I'm sorry you're having this problem. Peeing puppies are no fun! Like Jill, Barney was a pee-er.

Hey! I've got my peeing under control! :D

:roll: I swear sometimes... :roll:
ButtersStotch wrote:
barney1 wrote:
I'm sorry you're having this problem. Peeing puppies are no fun! Like Jill, Barney was a pee-er.

Hey! I've got my peeing under control! :D

We have a friend going throught that exact problem. What heppen to your pup? :?: 8O

Hi, I'm new to the forum. I'm looking for some advice related to this topic.

My dog Hermione has had incontinence issues since she was spayed. Our Vet put her on Proin (100mg a day) and that cleared it up. Trouble is, now the vet says Hermione's blood pressure is too high, and so has cut the dose in half, and it's not working. I guess the next step/resort is some sort of hormone treatment, and I'm worried about the cost and the effects. Has anyone else here been down this road? Hermione is 2.5 years old.

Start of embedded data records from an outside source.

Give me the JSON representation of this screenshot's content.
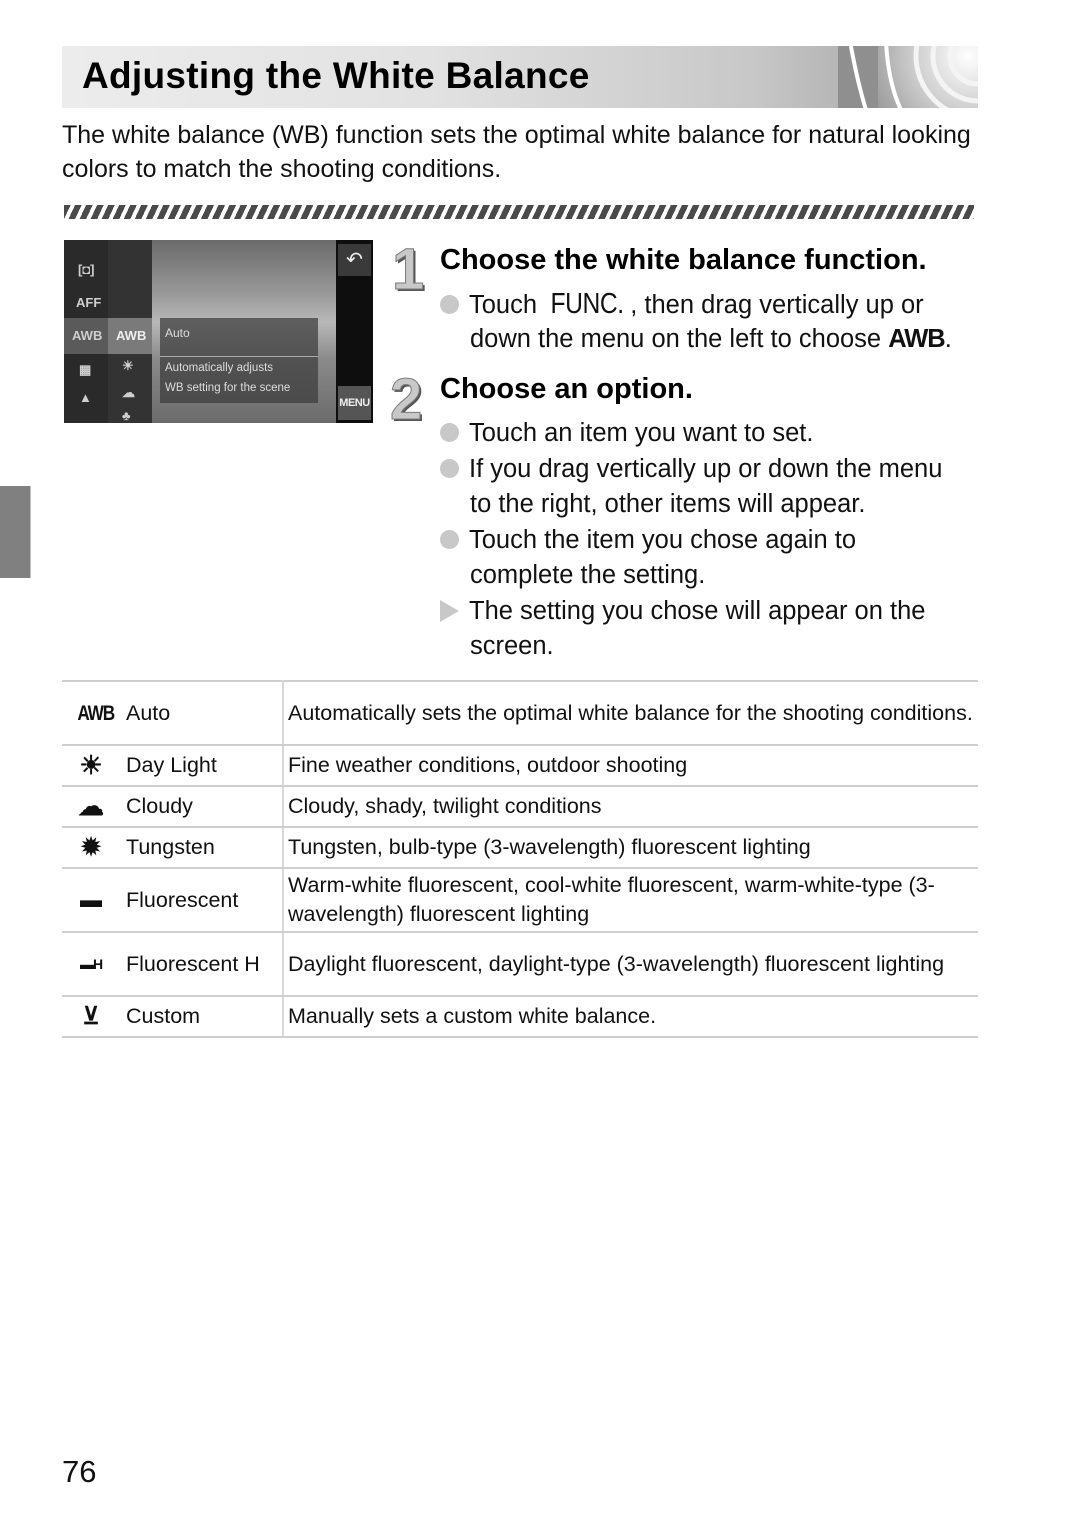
{
  "page": {
    "title": "Adjusting the White Balance",
    "intro": "The white balance (WB) function sets the optimal white balance for natural looking colors to match the shooting conditions.",
    "page_number": "76"
  },
  "camera_screen": {
    "left_icons": [
      "[◘]",
      "AFF",
      "AWB",
      "▦",
      "▲"
    ],
    "sub_icons": [
      "AWB",
      "☀",
      "☁",
      "♣"
    ],
    "option_title": "Auto",
    "option_desc_line1": "Automatically adjusts",
    "option_desc_line2": "WB setting for the scene",
    "back_icon": "↶",
    "menu_label": "MENU"
  },
  "steps": [
    {
      "number": "1",
      "title": "Choose the white balance function.",
      "bullets": [
        {
          "type": "dot",
          "before": "Touch ",
          "icon": "FUNC.",
          "after": ", then drag vertically up or",
          "line2_before": "down the menu on the left to choose ",
          "line2_icon": "AWB",
          "line2_after": "."
        }
      ]
    },
    {
      "number": "2",
      "title": "Choose an option.",
      "bullets": [
        {
          "type": "dot",
          "line1": "Touch an item you want to set."
        },
        {
          "type": "dot",
          "line1": "If you drag vertically up or down the menu",
          "line2": "to the right, other items will appear."
        },
        {
          "type": "dot",
          "line1": "Touch the item you chose again to",
          "line2": "complete the setting."
        },
        {
          "type": "triangle",
          "line1": "The setting you chose will appear on the",
          "line2": "screen."
        }
      ]
    }
  ],
  "table": {
    "rows": [
      {
        "icon": "awb-icon",
        "glyph": "AWB",
        "label": "Auto",
        "description": "Automatically sets the optimal white balance for the shooting conditions."
      },
      {
        "icon": "daylight-icon",
        "glyph": "☀",
        "label": "Day Light",
        "description": "Fine weather conditions, outdoor shooting"
      },
      {
        "icon": "cloudy-icon",
        "glyph": "☁",
        "label": "Cloudy",
        "description": "Cloudy, shady, twilight conditions"
      },
      {
        "icon": "tungsten-icon",
        "glyph": "✹",
        "label": "Tungsten",
        "description": "Tungsten, bulb-type (3-wavelength) fluorescent lighting"
      },
      {
        "icon": "fluorescent-icon",
        "glyph": "▬",
        "label": "Fluorescent",
        "description": "Warm-white fluorescent, cool-white fluorescent, warm-white-type (3-wavelength) fluorescent lighting"
      },
      {
        "icon": "fluorescent-h-icon",
        "glyph": "▬H",
        "label": "Fluorescent H",
        "description": "Daylight fluorescent, daylight-type (3-wavelength) fluorescent lighting"
      },
      {
        "icon": "custom-wb-icon",
        "glyph": "⊻",
        "label": "Custom",
        "description": "Manually sets a custom white balance."
      }
    ]
  }
}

There are some alternatives to the Proin for the spay incontinence. See this article:

I am late responding to this forum, but wanted to give assurance to anyone else who finds this thread like I did. My puppy peed in her sleep frequently, causing us to have to keep her gated in the kitchen at all times. I was puzzled because I never saw her squatting in the house - she seemed "housebroken" but unable to hold it in while she slept. I began to monitor her closely and it seemed like it happened after intense play (she played almost every day with our neighbor's puppy), after which she'd come in and drink a lot of water, and then fall asleep. I spoke to my vet and they checked for UTI. When that came back negative, they referred me to the emergency vet in town who could do contrast dye test, x-rays, etc. to determine a physical cause. I kept putting it off, knowing how much money that would cost and worried that they might not even find anything. As much as possible, I would restrict her water (I honestly think she didn't know when to stop - I gave her some just not a whole bowl) and I would wake her up about 20 minutes into her nap after a play sessions and make her go outside to pee. Those two things helped a lot. At around 10 months old it finally stopped on its own. It took a long time, but she has no problems now and I don't have to restrict her water anymore! FYI she is a 60lb goldendoodle.
Didn't find exactly what you're looking for? Search again here:
Custom Search

[Home] [Get A Sheepdog] [Community] [Memories]
[OES Links] [OES Photos] [Grooming] [Merchandise] [Search]

Identifying Ticks info Greenies Info Interceptor info Glucosamine Info
Rimadyl info Heartgard info ProHeart Info Frontline info
Revolution Info Dog Allergies info Heartworm info Dog Wormer info
Pet Insurance info Dog Supplements info Vitamins Info Bach's Rescue Remedy
Dog Bite info Dog Aggression info Boarding Kennel info Pet Sitting Info
Dog Smells Pet Smells Get Rid of Fleas Hip Displasia info
Diarrhea Info Diarrhea Rice Water AIHA Info
Sheepdog Grooming Grooming-Supplies Oster A5 info Slicker Brush info
Dog Listener Dog's Mind Dog Whisperer

Please contact our Webmaster with questions or comments.
  Please read our PRIVACY statement and Terms of Use


Copyright 2000 - 2012 by OES.org. All rights reserved.